World Trade Organization (WTO) is facing its “most serious situation” ever due to the impasse over pending ratification of Trade Facilitation Agreement (TFA) and finding a permanent solution for food stockholding, director general Roberto Azevedo said on Thursday, urging the members to “keep working for a solution to the current impasse”.
Elaborating on the current situation to the Trade Negotiation Committee of the WTO, Azevedo said that despite intensive consultations, no solution has been found for the stalemate even as two months have passed after the deadline of the TFA.
“As I see it the situation is clear as day — first, we have not found a solution for the impasse … We are on borrowed time. Second, this situation has had a major impact on several areas of our negotiations … We know that members have been talking about the other, non-multilateral options that are open to them.
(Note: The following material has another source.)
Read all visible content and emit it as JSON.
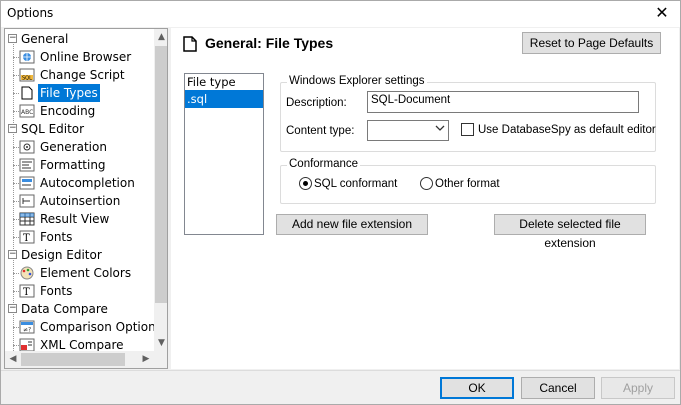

We may see these members disengaging …,” Azevedo said adding that the member nations will have to think about the ramifications.
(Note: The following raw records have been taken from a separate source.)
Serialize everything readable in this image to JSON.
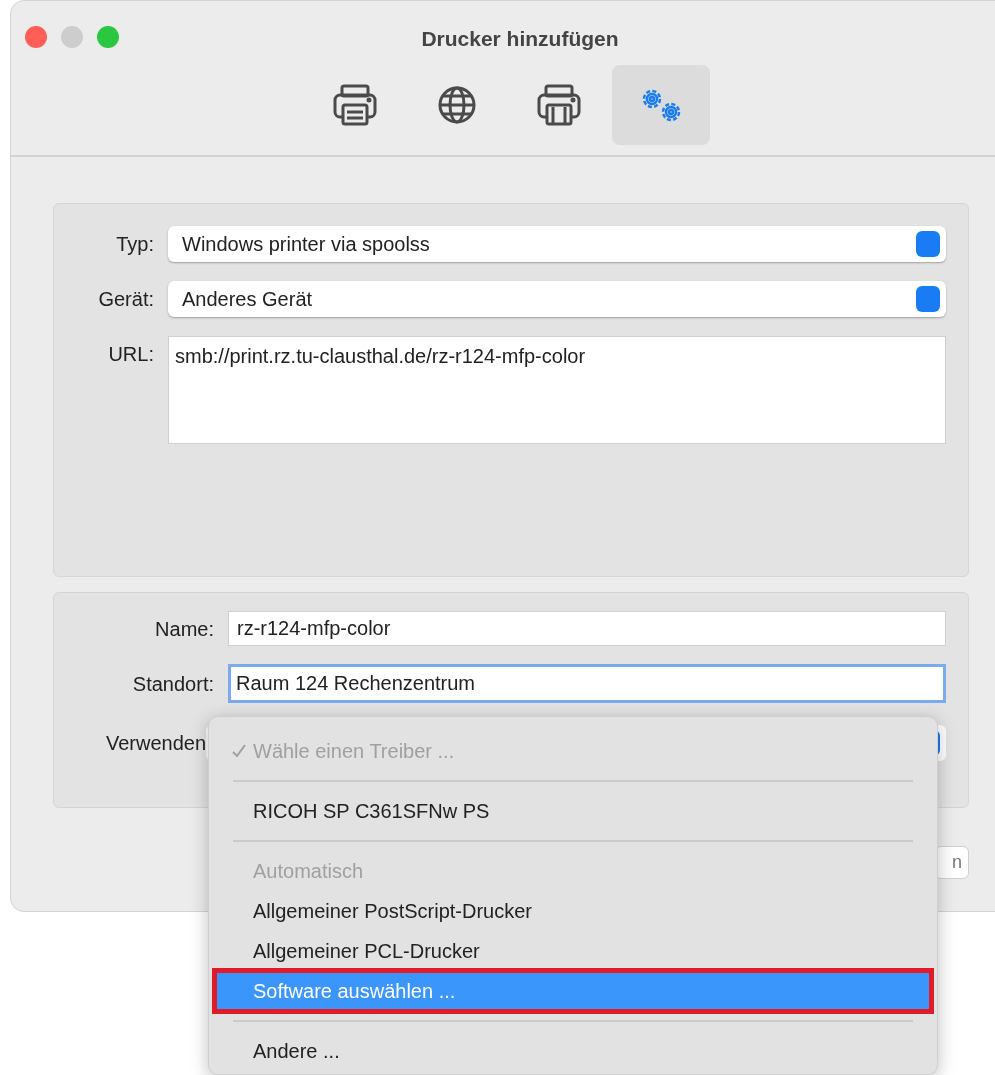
{
  "window": {
    "title": "Drucker hinzufügen"
  },
  "toolbar": [
    {
      "kind": "printer",
      "selected": false
    },
    {
      "kind": "globe",
      "selected": false
    },
    {
      "kind": "printer-tray",
      "selected": false
    },
    {
      "kind": "gears",
      "selected": true
    }
  ],
  "connection": {
    "type": {
      "label": "Typ:",
      "value": "Windows printer via spoolss"
    },
    "device": {
      "label": "Gerät:",
      "value": "Anderes Gerät"
    },
    "url": {
      "label": "URL:",
      "value": "smb://print.rz.tu-clausthal.de/rz-r124-mfp-color"
    }
  },
  "details": {
    "name": {
      "label": "Name:",
      "value": "rz-r124-mfp-color",
      "focused": false
    },
    "location": {
      "label": "Standort:",
      "value": "Raum 124 Rechenzentrum",
      "focused": true
    },
    "driver": {
      "label": "Verwenden"
    }
  },
  "partial_button": {
    "label": "n"
  },
  "driver_menu": [
    {
      "kind": "item",
      "label": "Wähle einen Treiber ...",
      "checked": true,
      "disabled": true,
      "selected": false,
      "annotated": false
    },
    {
      "kind": "separator"
    },
    {
      "kind": "item",
      "label": "RICOH SP C361SFNw PS",
      "checked": false,
      "disabled": false,
      "selected": false,
      "annotated": false
    },
    {
      "kind": "separator"
    },
    {
      "kind": "header",
      "label": "Automatisch"
    },
    {
      "kind": "item",
      "label": "Allgemeiner PostScript-Drucker",
      "checked": false,
      "disabled": false,
      "selected": false,
      "annotated": false
    },
    {
      "kind": "item",
      "label": "Allgemeiner PCL-Drucker",
      "checked": false,
      "disabled": false,
      "selected": false,
      "annotated": false
    },
    {
      "kind": "item",
      "label": "Software auswählen ...",
      "checked": false,
      "disabled": false,
      "selected": true,
      "annotated": true
    },
    {
      "kind": "separator"
    },
    {
      "kind": "item",
      "label": "Andere ...",
      "checked": false,
      "disabled": false,
      "selected": false,
      "annotated": false
    }
  ]
}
Earlier, the July 31 deadline for ratifying the TFA protocol was missed as India made it clear that it will not adopt the protocol on the TFA until a permanent solution was found to its public food stock holding and subsidy concerns.
It pitched for a joint conclusion of the Bali package that was agreed upon in December last year.
Amending the WTO norms regarding stockpile of food grains is critical for India in order to implement its food security programme. The current WTO norms limit the value of food subsidies at 10 per cent of the total value of food grain production. However, the support is calculated at the prices that are over two decades old (1986 as base year) and not at current prices.
On the other hand, the developed nations have been lobbying for the ratification of the TFA protocol as it will bring down their transaction cost significantly due to smoother customs processes and norms.
Calling upon the members to start a broader discussion “about the basis on which we can overcome the current scenario of disengagement”, Azevedo said, “This could be the most serious situation that this organisation has ever faced. I have warned of potentially dangerous situations before, and urged members to take the necessary steps to avoid them. I am not warning you today about a potentially dangerous situation — I am saying that we are in it right now … We should keep working for a solution to the current impasse, but we should also think about our next steps”.